        If true, this is appalling. No reasonable person could be expected to think of their energy retailer simply as an intermediary with no responsibility to comply with the RET. I’d wage virtually all customers assume their retailer takes care of all compliance issues. Can you imagine the amount of administration if each individual customer had to file compliance paperwork? If I was expected to pay a fine on behalf of my retailer, I’d be looking for a lawyer.

  • lin

    It is difficult to see this sort of screw-up as an accident, so I suspect it is just another instalment in the LibNat climate action sabotage. We need a government that will do the opposite of what these guys are doing in almost every instance.

    • MaxG

      You may feel this way, but the majority of Australians has voted for these guys, hence, get what they deserve.

      • solarguy

        Yeah, but we reap the whirlwind of their stupid decisions.

  • solarguy

    Vote the Libs out and give Labour and the Greens a go. Their clear on their RE plan, at least 50% by 2030

  • rick

    Now if I don’t pay my bills or meet my charges I get charged or fined it seems there are two sets of rules doesn’t it.

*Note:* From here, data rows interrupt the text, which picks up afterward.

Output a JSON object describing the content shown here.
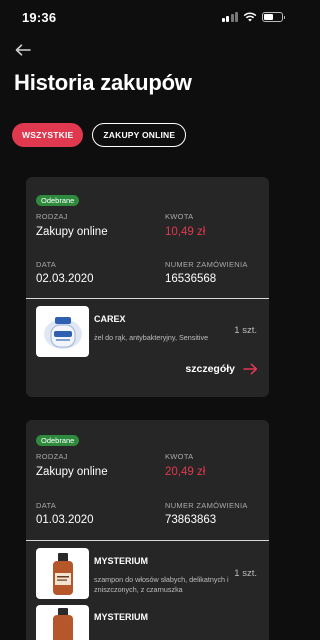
{
  "status_bar": {
    "time": "19:36"
  },
  "header": {
    "title": "Historia zakupów"
  },
  "filters": [
    {
      "label": "WSZYSTKIE",
      "active": true
    },
    {
      "label": "ZAKUPY ONLINE",
      "active": false
    }
  ],
  "orders": [
    {
      "status": "Odebrane",
      "type_label": "RODZAJ",
      "type_value": "Zakupy online",
      "amount_label": "KWOTA",
      "amount_value": "10,49 zł",
      "date_label": "DATA",
      "date_value": "02.03.2020",
      "order_no_label": "NUMER ZAMÓWIENIA",
      "order_no_value": "16536568",
      "product": {
        "name": "CAREX",
        "description": "żel do rąk, antybakteryjny, Sensitive",
        "quantity": "1 szt."
      },
      "details_label": "szczegóły"
    },
    {
      "status": "Odebrane",
      "type_label": "RODZAJ",
      "type_value": "Zakupy online",
      "amount_label": "KWOTA",
      "amount_value": "20,49 zł",
      "date_label": "DATA",
      "date_value": "01.03.2020",
      "order_no_label": "NUMER ZAMÓWIENIA",
      "order_no_value": "73863863",
      "product": {
        "name": "MYSTERIUM",
        "description": "szampon do włosów słabych, delikatnych i zniszczonych, z czarnuszka",
        "quantity": "1 szt."
      },
      "next_product_name": "MYSTERIUM"
    }
  ],
  "colors": {
    "accent": "#e0394f",
    "badge": "#2e8b3e",
    "card": "#262626",
    "background": "#0e0e0e"
  },
  "icons": [
    "back-arrow-icon",
    "arrow-right-icon",
    "signal-icon",
    "wifi-icon",
    "battery-icon"
  ]
}
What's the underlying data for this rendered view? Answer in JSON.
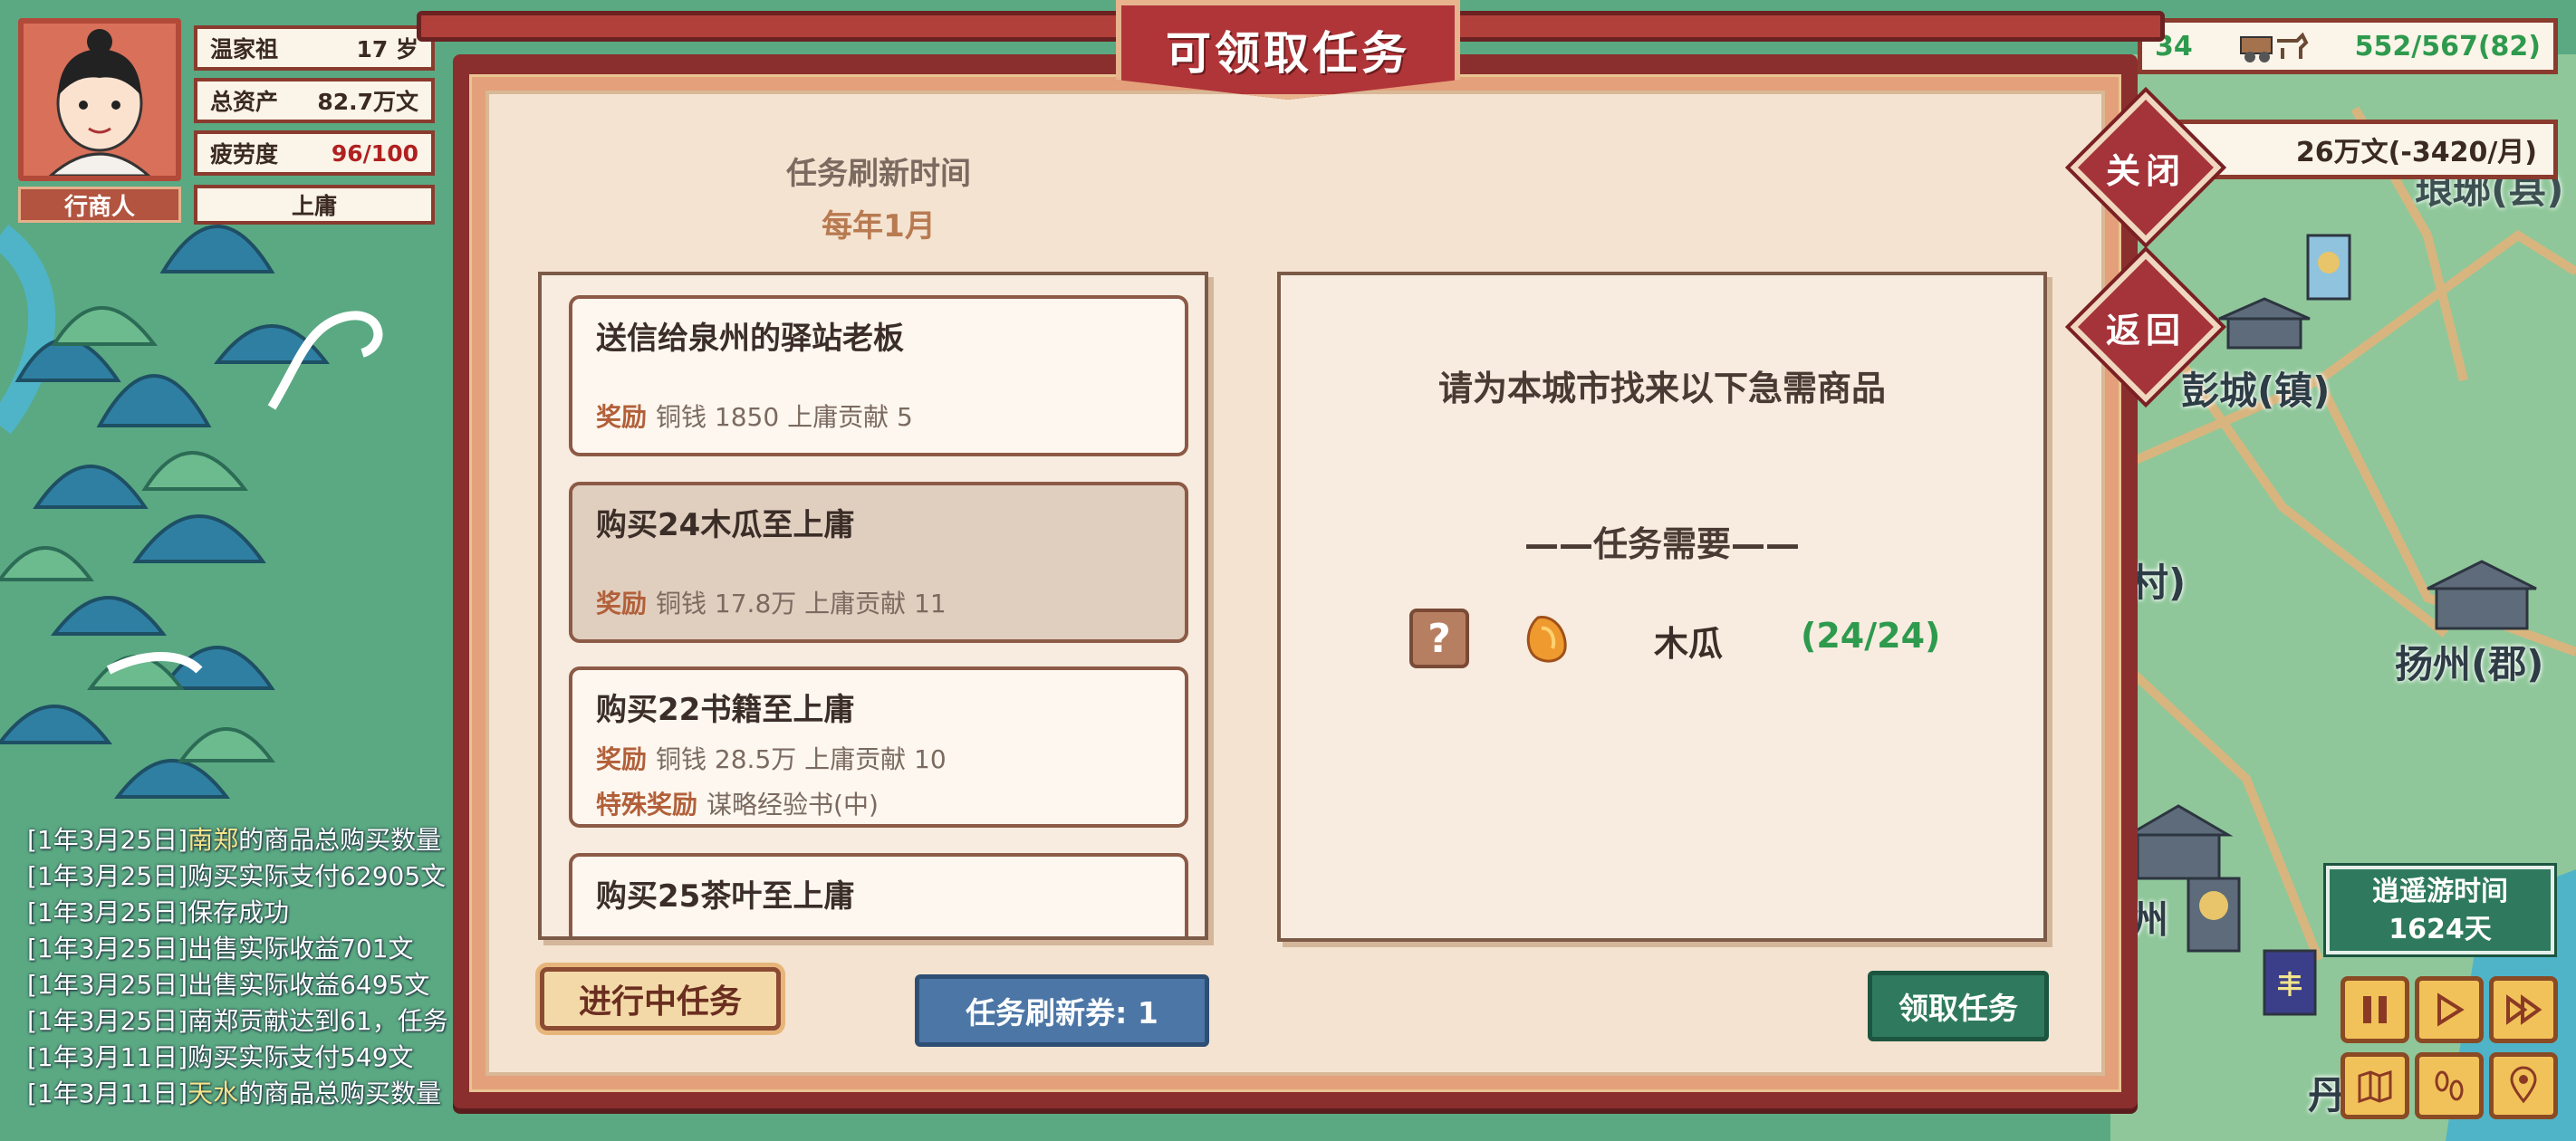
{
  "player": {
    "name": "温家祖",
    "age": "17 岁",
    "assets_label": "总资产",
    "assets_value": "82.7万文",
    "fatigue_label": "疲劳度",
    "fatigue_value": "96/100",
    "profession": "行商人",
    "city": "上庸"
  },
  "resources": {
    "left_partial": "34",
    "cargo": "552/567(82)",
    "money": "26万文(-3420/月)"
  },
  "dialog": {
    "title": "可领取任务",
    "refresh_label": "任务刷新时间",
    "refresh_value": "每年1月",
    "close_label": "关闭",
    "back_label": "返回",
    "tasks": [
      {
        "title": "送信给泉州的驿站老板",
        "reward_label": "奖励",
        "reward": "铜钱 1850 上庸贡献 5"
      },
      {
        "title": "购买24木瓜至上庸",
        "reward_label": "奖励",
        "reward": "铜钱 17.8万 上庸贡献 11"
      },
      {
        "title": "购买22书籍至上庸",
        "reward_label": "奖励",
        "reward": "铜钱 28.5万 上庸贡献 10",
        "special_label": "特殊奖励",
        "special": "谋略经验书(中)"
      },
      {
        "title": "购买25茶叶至上庸"
      }
    ],
    "detail": {
      "title": "请为本城市找来以下急需商品",
      "need_title": "——任务需要——",
      "item_name": "木瓜",
      "item_qty": "(24/24)"
    },
    "btn_ongoing": "进行中任务",
    "btn_refresh": "任务刷新券: 1",
    "btn_accept": "领取任务"
  },
  "log": [
    {
      "date": "[1年3月25日]",
      "place": "南郑",
      "text": "的商品总购买数量"
    },
    {
      "date": "[1年3月25日]",
      "place": "",
      "text": "购买实际支付62905文"
    },
    {
      "date": "[1年3月25日]",
      "place": "",
      "text": "保存成功"
    },
    {
      "date": "[1年3月25日]",
      "place": "",
      "text": "出售实际收益701文"
    },
    {
      "date": "[1年3月25日]",
      "place": "",
      "text": "出售实际收益6495文"
    },
    {
      "date": "[1年3月25日]",
      "place": "",
      "text": "南郑贡献达到61，任务"
    },
    {
      "date": "[1年3月11日]",
      "place": "",
      "text": "购买实际支付549文"
    },
    {
      "date": "[1年3月11日]",
      "place": "天水",
      "text": "的商品总购买数量"
    }
  ],
  "map": {
    "cities": [
      "彭城(镇)",
      "扬州(郡)",
      "琅琊(县)",
      "村)",
      "州",
      "丹"
    ],
    "flag_label": "丰"
  },
  "travel": {
    "label": "逍遥游时间",
    "days": "1624天"
  },
  "icons": {
    "pause": "pause-icon",
    "play": "play-icon",
    "fast": "fast-forward-icon",
    "map": "map-icon",
    "footprints": "footprints-icon",
    "location": "location-pin-icon"
  },
  "colors": {
    "dialog_frame": "#8b2e2e",
    "title_red": "#b03539",
    "reward_orange": "#b2603a",
    "qty_green": "#2e9a4e",
    "accept_green": "#2f7a5e",
    "refresh_blue": "#4b76a6"
  }
}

  • Chris Fraser

    As disappointed as I am in discovering Retailers behaving badly, and as much as I fear this loss being used witlessly by the Coalition as a stick against RE during the next election … should not the penalty be higher to make brand new LGCs somewhat more attractive ?

  • rick

    When it comes to the incumbent retailers being charged or fined not going to happen with the current Governments either state or federal. They are all in bed with each other and only a government that is for the people and not the retailers is our only hope of some change for the better. Start to instigate for change through your network of contacts and friends. This is in your hands people. Get off your buts and do something about it.

  • rick

    Just shows how stupid people are when they have no idea of what happens from their actions, and then blame someone else for the outcome.

  • Mike Day

    As the article mentioned, these retailers most likely aren’t making a profit, therefore aren’t paying tax. This makes the $65 penalty cheaper than an $80 certificate. Since the LGC certificate price is also passed onto the customers as charges on their bill, the customer is actually saving money by paying the fine and not buying a certificate.

    Not the outcome that the LGC was setup to achieve, and yes, it is lost money from the renewables industry, but the customer is not being stung here.

    • “the customer is not being stung here”
      Your kidding aren’t you. They are being asked to $65/MWh for renewable energy generation that is not being delivered. They are just paying a tax for nothing.